- About this task: Below are the records; locate each line with the word "Admin" and copy it.

Data records

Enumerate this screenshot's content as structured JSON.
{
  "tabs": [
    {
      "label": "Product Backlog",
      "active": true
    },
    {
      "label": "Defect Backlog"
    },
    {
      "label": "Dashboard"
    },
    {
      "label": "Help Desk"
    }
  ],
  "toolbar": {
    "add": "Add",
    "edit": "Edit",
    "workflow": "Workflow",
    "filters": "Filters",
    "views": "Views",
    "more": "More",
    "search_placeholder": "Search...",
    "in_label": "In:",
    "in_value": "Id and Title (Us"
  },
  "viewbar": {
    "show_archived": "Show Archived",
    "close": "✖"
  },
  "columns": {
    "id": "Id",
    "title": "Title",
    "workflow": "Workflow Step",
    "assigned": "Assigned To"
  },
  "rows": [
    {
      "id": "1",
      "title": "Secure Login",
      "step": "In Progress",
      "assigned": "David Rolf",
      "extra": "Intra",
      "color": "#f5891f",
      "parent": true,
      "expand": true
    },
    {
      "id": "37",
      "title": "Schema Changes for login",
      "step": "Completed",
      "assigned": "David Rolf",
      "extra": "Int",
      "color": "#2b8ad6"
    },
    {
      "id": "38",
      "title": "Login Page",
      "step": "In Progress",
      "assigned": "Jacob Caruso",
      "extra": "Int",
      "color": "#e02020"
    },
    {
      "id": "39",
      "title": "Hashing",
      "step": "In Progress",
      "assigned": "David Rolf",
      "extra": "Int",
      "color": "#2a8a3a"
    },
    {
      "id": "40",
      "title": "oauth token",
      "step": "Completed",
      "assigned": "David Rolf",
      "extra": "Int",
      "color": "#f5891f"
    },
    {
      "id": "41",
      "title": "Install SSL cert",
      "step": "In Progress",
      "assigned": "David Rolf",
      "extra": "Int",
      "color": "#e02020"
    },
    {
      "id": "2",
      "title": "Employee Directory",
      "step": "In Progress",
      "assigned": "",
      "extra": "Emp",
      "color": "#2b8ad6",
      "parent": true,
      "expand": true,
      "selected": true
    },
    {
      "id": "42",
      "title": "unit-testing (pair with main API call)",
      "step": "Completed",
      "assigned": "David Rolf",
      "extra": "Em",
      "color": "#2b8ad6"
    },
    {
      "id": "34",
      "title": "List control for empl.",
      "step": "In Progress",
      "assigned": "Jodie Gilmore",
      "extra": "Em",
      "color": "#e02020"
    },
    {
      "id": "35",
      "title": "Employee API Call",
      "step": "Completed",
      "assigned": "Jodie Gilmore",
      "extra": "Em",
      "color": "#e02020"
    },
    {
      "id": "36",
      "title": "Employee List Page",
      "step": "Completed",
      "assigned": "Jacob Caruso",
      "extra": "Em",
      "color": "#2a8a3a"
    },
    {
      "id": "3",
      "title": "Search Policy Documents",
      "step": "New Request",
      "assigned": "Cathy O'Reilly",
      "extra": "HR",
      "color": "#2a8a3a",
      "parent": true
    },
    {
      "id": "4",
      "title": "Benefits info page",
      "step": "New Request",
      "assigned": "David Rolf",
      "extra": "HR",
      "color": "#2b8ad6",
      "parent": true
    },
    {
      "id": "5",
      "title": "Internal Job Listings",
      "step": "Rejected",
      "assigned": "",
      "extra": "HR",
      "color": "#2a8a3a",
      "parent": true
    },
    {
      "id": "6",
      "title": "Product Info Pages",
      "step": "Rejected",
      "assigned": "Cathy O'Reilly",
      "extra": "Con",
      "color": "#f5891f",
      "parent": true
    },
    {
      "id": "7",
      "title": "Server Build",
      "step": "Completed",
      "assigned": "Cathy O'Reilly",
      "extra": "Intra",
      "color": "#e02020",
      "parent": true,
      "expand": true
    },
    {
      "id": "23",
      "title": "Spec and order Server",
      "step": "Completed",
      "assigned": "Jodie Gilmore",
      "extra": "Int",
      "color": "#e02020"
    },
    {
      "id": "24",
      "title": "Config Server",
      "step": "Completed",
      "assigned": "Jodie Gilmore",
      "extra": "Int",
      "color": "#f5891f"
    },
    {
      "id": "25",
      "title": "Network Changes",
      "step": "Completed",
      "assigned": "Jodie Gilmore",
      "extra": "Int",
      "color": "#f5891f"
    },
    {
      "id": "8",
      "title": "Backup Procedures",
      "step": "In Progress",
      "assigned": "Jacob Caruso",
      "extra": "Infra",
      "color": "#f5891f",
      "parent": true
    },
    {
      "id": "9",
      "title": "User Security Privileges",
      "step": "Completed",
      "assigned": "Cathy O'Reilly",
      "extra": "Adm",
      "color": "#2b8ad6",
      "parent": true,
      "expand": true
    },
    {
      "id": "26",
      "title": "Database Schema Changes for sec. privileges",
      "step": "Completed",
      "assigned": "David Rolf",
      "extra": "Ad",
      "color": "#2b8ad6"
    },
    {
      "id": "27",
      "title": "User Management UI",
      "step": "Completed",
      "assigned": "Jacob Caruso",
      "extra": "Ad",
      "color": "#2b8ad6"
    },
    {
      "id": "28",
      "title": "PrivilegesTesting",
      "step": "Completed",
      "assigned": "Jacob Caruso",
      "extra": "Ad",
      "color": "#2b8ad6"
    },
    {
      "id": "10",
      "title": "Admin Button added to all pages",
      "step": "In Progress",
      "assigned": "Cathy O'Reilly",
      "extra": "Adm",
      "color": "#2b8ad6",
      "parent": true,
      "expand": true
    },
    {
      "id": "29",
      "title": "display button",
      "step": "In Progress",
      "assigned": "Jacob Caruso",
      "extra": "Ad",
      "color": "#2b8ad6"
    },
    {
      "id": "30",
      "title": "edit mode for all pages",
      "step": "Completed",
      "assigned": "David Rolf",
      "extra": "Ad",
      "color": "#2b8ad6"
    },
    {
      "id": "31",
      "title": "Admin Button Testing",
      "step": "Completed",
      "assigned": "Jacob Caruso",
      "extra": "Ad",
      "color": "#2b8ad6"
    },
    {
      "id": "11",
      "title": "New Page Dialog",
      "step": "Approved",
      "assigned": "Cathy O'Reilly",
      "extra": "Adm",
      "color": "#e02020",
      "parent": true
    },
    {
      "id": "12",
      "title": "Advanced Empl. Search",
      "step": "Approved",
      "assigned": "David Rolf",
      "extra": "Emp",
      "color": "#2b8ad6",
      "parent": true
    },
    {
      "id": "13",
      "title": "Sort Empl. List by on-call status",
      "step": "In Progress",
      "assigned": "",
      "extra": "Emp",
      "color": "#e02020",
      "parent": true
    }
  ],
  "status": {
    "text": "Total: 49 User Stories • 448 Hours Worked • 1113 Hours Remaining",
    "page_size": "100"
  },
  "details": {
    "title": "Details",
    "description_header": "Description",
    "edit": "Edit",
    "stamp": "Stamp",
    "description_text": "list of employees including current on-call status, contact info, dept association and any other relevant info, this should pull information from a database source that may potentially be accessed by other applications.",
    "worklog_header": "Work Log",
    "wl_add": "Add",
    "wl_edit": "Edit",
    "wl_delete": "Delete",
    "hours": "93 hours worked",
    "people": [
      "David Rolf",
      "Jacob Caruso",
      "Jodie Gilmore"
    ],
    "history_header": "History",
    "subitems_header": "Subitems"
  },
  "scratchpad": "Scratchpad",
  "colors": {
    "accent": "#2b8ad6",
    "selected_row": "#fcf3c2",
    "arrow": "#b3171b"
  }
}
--
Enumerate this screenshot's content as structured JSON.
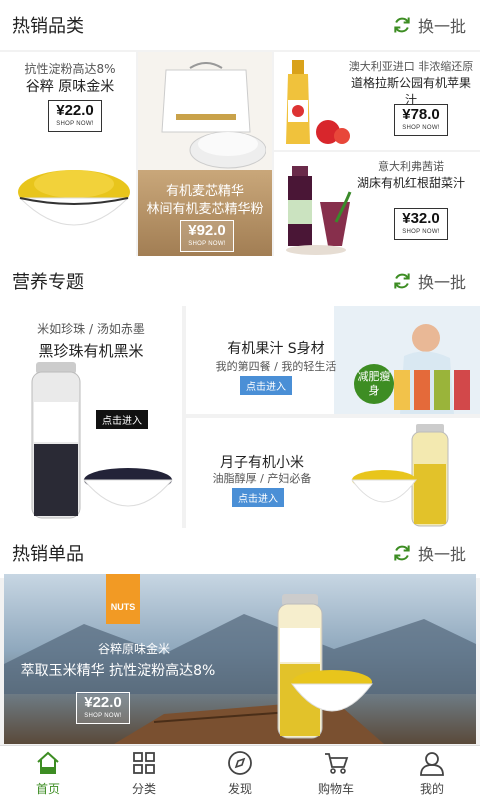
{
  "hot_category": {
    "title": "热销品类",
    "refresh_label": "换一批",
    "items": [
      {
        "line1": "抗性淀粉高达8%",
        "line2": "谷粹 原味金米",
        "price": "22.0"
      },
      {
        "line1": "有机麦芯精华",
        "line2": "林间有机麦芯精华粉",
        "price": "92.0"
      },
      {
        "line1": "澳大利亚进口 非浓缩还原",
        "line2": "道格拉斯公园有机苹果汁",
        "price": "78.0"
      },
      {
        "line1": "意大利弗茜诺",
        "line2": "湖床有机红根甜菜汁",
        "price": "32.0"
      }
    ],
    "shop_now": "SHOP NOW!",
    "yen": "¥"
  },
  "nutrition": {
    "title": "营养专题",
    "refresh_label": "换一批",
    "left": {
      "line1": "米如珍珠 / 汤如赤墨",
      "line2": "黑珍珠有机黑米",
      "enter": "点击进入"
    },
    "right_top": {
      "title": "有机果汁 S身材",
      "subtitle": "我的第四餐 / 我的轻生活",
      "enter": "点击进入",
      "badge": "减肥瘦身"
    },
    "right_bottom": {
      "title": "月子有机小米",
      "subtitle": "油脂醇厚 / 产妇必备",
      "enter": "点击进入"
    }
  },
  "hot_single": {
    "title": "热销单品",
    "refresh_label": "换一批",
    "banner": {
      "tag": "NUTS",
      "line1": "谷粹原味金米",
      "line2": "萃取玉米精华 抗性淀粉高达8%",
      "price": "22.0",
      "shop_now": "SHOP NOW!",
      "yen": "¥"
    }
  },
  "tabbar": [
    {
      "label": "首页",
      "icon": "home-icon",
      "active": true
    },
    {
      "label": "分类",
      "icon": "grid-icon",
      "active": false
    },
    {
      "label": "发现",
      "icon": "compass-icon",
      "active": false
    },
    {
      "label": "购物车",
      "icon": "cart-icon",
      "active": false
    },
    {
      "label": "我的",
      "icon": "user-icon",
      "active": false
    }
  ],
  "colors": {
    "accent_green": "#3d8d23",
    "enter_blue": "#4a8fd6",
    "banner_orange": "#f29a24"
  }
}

- Output of the task:
      "title": "Admin Button added to all pages",
      "title": "Admin Button Testing",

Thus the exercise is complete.